═════ PROVIDED INFORMATION

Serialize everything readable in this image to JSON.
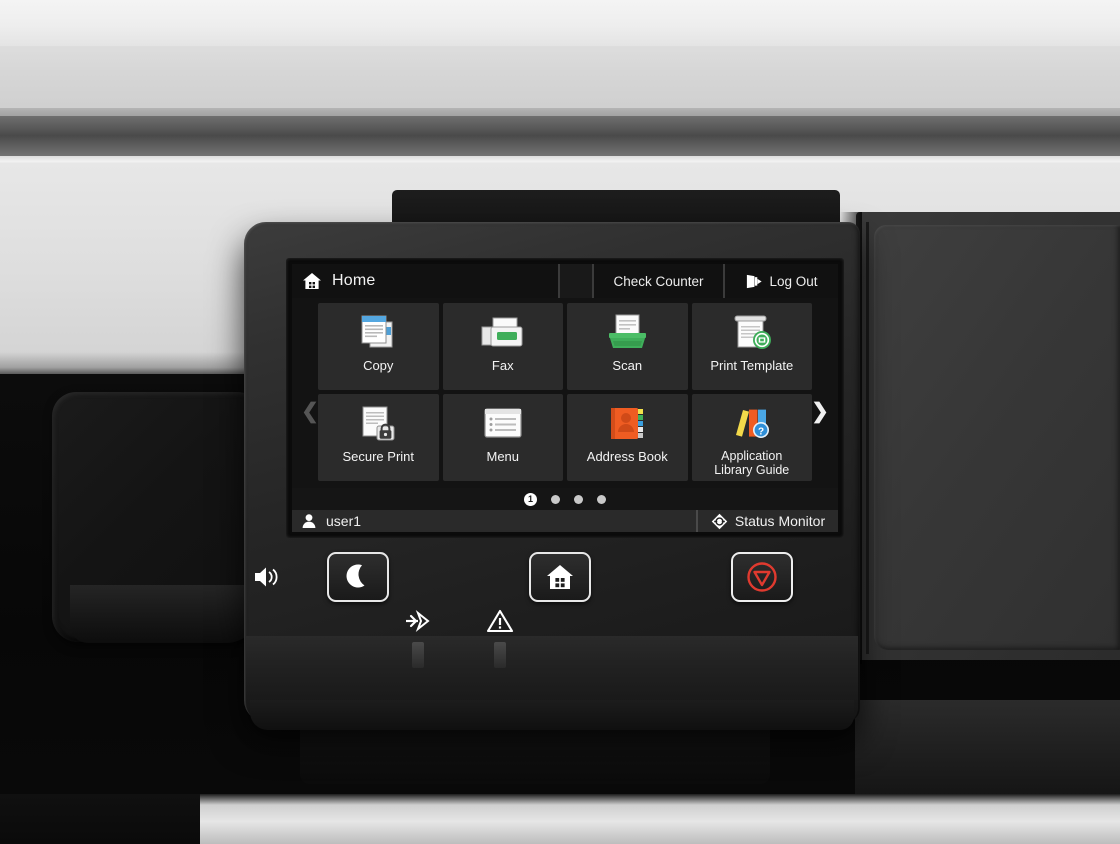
{
  "device": {
    "name": "multifunction-printer-control-panel",
    "accent_green": "#3fae5a",
    "accent_orange": "#ef5c22",
    "accent_blue": "#3a9fe0",
    "accent_red": "#e03a2f",
    "screen_bg": "#131313"
  },
  "screen": {
    "topbar": {
      "home_label": "Home",
      "home_icon": "home-icon",
      "check_counter_label": "Check Counter",
      "logout_label": "Log Out",
      "logout_icon": "logout-icon"
    },
    "nav": {
      "prev_icon": "chevron-left-icon",
      "next_icon": "chevron-right-icon",
      "prev_enabled": "false",
      "next_enabled": "true"
    },
    "tiles": [
      {
        "label": "Copy",
        "icon": "copy-icon"
      },
      {
        "label": "Fax",
        "icon": "fax-icon"
      },
      {
        "label": "Scan",
        "icon": "scan-icon"
      },
      {
        "label": "Print Template",
        "icon": "print-template-icon"
      },
      {
        "label": "Secure Print",
        "icon": "secure-print-icon"
      },
      {
        "label": "Menu",
        "icon": "menu-icon"
      },
      {
        "label": "Address Book",
        "icon": "address-book-icon"
      },
      {
        "label": "Application\nLibrary Guide",
        "label_line1": "Application",
        "label_line2": "Library Guide",
        "icon": "application-library-guide-icon"
      }
    ],
    "pager": {
      "current_page": "1",
      "total_pages": 4,
      "dots": [
        "1",
        "",
        "",
        ""
      ]
    },
    "statusbar": {
      "user_icon": "user-icon",
      "user_name": "user1",
      "status_monitor_label": "Status Monitor",
      "status_monitor_icon": "status-monitor-icon"
    }
  },
  "hardware": {
    "speaker_icon": "speaker-volume-icon",
    "buttons": [
      {
        "name": "sleep-button",
        "icon": "moon-icon"
      },
      {
        "name": "home-button",
        "icon": "home-icon"
      },
      {
        "name": "stop-button",
        "icon": "stop-icon"
      }
    ],
    "leds": [
      {
        "name": "data-led",
        "icon": "data-arrow-icon"
      },
      {
        "name": "error-led",
        "icon": "warning-triangle-icon"
      }
    ]
  }
}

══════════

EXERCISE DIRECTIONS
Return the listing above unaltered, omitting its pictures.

RESPONSE TO THE TASK
Serialize everything readable in this image to JSON.
{
  "device": {
    "name": "multifunction-printer-control-panel",
    "accent_green": "#3fae5a",
    "accent_orange": "#ef5c22",
    "accent_blue": "#3a9fe0",
    "accent_red": "#e03a2f",
    "screen_bg": "#131313"
  },
  "screen": {
    "topbar": {
      "home_label": "Home",
      "home_icon": "home-icon",
      "check_counter_label": "Check Counter",
      "logout_label": "Log Out",
      "logout_icon": "logout-icon"
    },
    "nav": {
      "prev_icon": "chevron-left-icon",
      "next_icon": "chevron-right-icon",
      "prev_enabled": "false",
      "next_enabled": "true"
    },
    "tiles": [
      {
        "label": "Copy",
        "icon": "copy-icon"
      },
      {
        "label": "Fax",
        "icon": "fax-icon"
      },
      {
        "label": "Scan",
        "icon": "scan-icon"
      },
      {
        "label": "Print Template",
        "icon": "print-template-icon"
      },
      {
        "label": "Secure Print",
        "icon": "secure-print-icon"
      },
      {
        "label": "Menu",
        "icon": "menu-icon"
      },
      {
        "label": "Address Book",
        "icon": "address-book-icon"
      },
      {
        "label": "Application\nLibrary Guide",
        "label_line1": "Application",
        "label_line2": "Library Guide",
        "icon": "application-library-guide-icon"
      }
    ],
    "pager": {
      "current_page": "1",
      "total_pages": 4,
      "dots": [
        "1",
        "",
        "",
        ""
      ]
    },
    "statusbar": {
      "user_icon": "user-icon",
      "user_name": "user1",
      "status_monitor_label": "Status Monitor",
      "status_monitor_icon": "status-monitor-icon"
    }
  },
  "hardware": {
    "speaker_icon": "speaker-volume-icon",
    "buttons": [
      {
        "name": "sleep-button",
        "icon": "moon-icon"
      },
      {
        "name": "home-button",
        "icon": "home-icon"
      },
      {
        "name": "stop-button",
        "icon": "stop-icon"
      }
    ],
    "leds": [
      {
        "name": "data-led",
        "icon": "data-arrow-icon"
      },
      {
        "name": "error-led",
        "icon": "warning-triangle-icon"
      }
    ]
  }
}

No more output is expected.